When we brought Sabbatical III into the marina in Marmaris after unloading her from the freighter, we were struck by how many of the boats were flying the American flag off of their stern – perhaps 10 to 20 percent of the boats in Yacht Marina.In the marina in Fethiye, at least one-third of the boats flew the Star and Stripes.And here in Cesme, three-quarters of the boats have Old Glory flying.But there do not seem to be any Americans around.Why is that?
The first thing we noticed is that almost all of these US flagged vessels have Delaware as their home port, although some list “Delware” or “Deleware.”About half of the Delaware vessels also list their homeport city on their transoms and it is always Wilmington, although on occasion “Willmington” or “Wilmigton” or something similar is displayed.It must certainly be the case that there are more recreational vessels in Turkey listing Wilmington, DE (or sometimes “DL”) as their home port as there are boats in all of Delaware.
Second, almost all of these vessels fly a small, cheaply printed toy version of the US flag rather than a beefier sewn version.These flags are commonly tattered.
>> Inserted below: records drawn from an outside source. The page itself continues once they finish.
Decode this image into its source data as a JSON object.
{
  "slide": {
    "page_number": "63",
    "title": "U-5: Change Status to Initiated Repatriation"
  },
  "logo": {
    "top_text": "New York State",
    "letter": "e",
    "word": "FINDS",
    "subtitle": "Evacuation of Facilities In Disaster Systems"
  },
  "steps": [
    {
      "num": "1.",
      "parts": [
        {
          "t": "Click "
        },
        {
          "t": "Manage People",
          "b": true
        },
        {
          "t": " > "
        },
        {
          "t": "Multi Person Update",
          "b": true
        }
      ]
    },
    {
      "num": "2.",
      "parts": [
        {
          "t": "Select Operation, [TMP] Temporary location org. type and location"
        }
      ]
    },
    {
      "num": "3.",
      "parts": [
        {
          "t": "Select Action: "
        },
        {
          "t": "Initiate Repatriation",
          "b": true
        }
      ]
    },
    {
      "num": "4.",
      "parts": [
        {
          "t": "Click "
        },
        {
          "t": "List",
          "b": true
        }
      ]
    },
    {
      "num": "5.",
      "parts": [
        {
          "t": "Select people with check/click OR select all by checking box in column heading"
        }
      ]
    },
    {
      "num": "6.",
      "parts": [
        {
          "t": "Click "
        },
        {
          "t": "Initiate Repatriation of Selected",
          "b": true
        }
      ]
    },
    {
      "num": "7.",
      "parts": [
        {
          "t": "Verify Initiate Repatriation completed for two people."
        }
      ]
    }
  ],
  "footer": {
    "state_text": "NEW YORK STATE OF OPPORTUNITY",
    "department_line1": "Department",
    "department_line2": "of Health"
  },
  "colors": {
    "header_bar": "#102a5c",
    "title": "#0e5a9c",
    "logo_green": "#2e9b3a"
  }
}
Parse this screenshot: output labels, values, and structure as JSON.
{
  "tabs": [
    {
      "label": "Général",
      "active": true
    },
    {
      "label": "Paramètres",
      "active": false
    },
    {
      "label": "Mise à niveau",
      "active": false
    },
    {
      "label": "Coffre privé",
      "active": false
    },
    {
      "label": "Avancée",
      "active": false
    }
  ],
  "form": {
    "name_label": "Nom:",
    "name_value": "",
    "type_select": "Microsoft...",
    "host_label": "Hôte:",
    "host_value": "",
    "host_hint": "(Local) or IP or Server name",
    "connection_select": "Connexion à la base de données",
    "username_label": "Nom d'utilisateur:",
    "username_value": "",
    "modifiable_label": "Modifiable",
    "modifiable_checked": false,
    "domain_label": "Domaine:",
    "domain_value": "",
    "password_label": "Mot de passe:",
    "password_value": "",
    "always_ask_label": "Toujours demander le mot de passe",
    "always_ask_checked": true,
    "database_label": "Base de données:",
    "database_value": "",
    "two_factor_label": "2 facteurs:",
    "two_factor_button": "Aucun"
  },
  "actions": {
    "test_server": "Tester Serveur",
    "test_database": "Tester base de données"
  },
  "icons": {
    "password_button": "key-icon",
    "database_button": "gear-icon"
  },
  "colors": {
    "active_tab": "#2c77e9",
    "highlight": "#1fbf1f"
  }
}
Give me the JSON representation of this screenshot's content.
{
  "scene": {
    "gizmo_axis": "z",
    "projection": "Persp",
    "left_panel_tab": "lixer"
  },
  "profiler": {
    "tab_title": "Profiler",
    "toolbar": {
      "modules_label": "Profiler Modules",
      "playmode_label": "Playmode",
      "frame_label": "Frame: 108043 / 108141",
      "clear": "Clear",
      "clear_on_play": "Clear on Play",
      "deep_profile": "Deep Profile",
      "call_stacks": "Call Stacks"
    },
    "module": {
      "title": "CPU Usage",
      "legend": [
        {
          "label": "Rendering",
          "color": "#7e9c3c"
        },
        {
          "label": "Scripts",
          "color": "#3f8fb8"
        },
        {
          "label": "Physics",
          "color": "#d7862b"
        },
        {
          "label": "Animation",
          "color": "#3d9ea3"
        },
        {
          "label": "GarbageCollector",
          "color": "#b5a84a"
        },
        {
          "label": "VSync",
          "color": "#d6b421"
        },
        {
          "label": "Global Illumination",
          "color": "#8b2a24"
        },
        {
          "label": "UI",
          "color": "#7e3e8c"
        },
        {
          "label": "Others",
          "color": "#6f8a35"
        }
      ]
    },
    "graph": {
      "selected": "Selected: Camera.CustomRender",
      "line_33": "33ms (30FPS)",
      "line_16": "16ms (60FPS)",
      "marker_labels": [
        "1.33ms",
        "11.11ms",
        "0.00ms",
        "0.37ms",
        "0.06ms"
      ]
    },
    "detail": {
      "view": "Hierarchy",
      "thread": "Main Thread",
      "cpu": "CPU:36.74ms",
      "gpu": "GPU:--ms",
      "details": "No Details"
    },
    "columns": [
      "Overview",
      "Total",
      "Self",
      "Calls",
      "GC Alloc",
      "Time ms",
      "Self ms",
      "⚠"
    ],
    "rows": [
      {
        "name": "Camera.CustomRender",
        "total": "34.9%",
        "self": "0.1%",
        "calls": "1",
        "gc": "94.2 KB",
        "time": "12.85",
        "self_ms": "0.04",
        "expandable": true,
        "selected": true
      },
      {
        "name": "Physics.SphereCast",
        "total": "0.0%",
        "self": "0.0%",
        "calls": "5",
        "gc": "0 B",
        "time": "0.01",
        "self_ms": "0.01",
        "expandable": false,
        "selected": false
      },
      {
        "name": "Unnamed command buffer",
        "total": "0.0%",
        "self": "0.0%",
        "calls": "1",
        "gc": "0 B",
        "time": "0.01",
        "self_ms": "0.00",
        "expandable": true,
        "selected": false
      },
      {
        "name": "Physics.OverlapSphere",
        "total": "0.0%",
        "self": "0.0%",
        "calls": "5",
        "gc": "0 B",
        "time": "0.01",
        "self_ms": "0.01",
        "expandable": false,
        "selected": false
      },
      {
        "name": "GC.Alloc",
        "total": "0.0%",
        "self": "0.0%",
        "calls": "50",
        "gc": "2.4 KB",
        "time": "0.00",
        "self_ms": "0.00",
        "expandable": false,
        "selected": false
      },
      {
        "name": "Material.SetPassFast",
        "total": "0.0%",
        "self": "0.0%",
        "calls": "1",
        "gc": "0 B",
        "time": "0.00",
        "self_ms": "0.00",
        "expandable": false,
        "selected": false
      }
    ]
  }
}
Third, none of the people on these Delaware flagged boats speak English.In Fethiye, it was either Russian or Turkish.In Cesme, it seems to be almost all Turkish.We have yet to meet anyone from the Blue Hen State in Turkey even though Delaware boats are in such abundance.In the marina at Fethiye, the receptionist at the front desk is Russian, and as I waited in line to check out of the marina, I watched and listened as she assisted Russians check in a set of sail boats, all of which had US certificates of registration with homeports in Delaware.
This is obviously a tax dodge.Delaware is an easy state in which to set up a corporation, and taxes on boats are apparently high in Turkey and Russia.That does not bother us.Our issue is what to do with our US flag?If we fly it off of our stern as we typically do, we are basically signaling that we are Turkish or Russian tax avoiders.Although this group of people may be very nice folk and this registration offshore via a dummy corporation may be perfectly legal, it is not how we think of ourselves. Of course if someone came up to the boat and read “Jamestown, RI” on our transom, or listened to us converse, they would realize that we might really be Americans.But more likely, they would only look at our beefy, sewn US flag and conclude that we are just non-American tax evaders without any subtlety.
Here in Cesme, there are more US flags fluttering than in most 4th of July parades. So in Cesme at least, where the US flag can only mean Turkish owners, our US flag is off.We are the real deal and if anyone wants to find that out, they can just ask or look at the non-Delaware homeport written on our transom.